[Opening Data provided section]

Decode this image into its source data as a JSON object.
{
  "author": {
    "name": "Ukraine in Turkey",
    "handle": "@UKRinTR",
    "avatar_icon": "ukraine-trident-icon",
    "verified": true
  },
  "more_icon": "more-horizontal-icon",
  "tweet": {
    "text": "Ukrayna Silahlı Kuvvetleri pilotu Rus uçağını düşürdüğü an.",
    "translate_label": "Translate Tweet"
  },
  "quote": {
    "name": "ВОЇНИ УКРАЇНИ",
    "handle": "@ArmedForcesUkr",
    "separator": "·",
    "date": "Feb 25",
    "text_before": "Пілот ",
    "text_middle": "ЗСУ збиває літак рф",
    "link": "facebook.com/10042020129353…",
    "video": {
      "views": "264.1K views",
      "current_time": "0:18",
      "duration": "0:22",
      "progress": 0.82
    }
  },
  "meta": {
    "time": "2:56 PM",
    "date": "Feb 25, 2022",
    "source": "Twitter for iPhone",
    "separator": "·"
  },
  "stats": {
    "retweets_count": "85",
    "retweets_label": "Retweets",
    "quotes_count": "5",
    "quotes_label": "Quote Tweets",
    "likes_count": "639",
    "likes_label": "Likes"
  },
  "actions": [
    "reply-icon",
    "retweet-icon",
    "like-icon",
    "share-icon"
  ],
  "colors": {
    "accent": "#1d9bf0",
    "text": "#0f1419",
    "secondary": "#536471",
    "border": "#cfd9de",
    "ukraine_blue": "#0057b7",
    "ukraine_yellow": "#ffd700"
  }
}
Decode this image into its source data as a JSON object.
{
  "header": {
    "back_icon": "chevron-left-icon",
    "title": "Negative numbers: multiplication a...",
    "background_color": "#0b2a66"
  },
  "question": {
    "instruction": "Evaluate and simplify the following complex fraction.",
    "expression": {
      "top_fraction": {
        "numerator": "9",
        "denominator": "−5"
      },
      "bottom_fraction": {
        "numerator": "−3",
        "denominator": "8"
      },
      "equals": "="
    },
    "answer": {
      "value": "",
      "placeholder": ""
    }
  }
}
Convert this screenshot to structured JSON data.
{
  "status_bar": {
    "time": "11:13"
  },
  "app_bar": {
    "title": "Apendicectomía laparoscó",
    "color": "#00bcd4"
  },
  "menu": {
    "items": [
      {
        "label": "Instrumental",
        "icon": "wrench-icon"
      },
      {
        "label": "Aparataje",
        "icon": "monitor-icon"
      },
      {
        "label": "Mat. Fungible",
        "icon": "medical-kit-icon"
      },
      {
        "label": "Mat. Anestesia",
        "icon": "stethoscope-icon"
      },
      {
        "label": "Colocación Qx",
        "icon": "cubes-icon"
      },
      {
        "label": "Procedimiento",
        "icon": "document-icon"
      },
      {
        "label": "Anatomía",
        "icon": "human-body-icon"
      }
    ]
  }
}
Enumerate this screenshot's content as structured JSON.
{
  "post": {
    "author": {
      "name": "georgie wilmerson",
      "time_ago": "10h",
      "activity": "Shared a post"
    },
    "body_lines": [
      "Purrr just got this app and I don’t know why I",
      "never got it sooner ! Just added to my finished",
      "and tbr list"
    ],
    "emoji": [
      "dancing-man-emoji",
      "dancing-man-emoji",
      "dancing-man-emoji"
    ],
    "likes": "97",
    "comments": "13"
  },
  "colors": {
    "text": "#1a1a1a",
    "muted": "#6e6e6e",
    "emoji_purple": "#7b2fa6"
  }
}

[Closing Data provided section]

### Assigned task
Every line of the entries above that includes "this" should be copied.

### Answer area
Decode this image into its source data as a JSON object.
Decode this image into its source data as a JSON object.
Convert this screenshot to structured JSON data.
Enumerate this screenshot's content as structured JSON.
      "Purrr just got this app and I don’t know why I",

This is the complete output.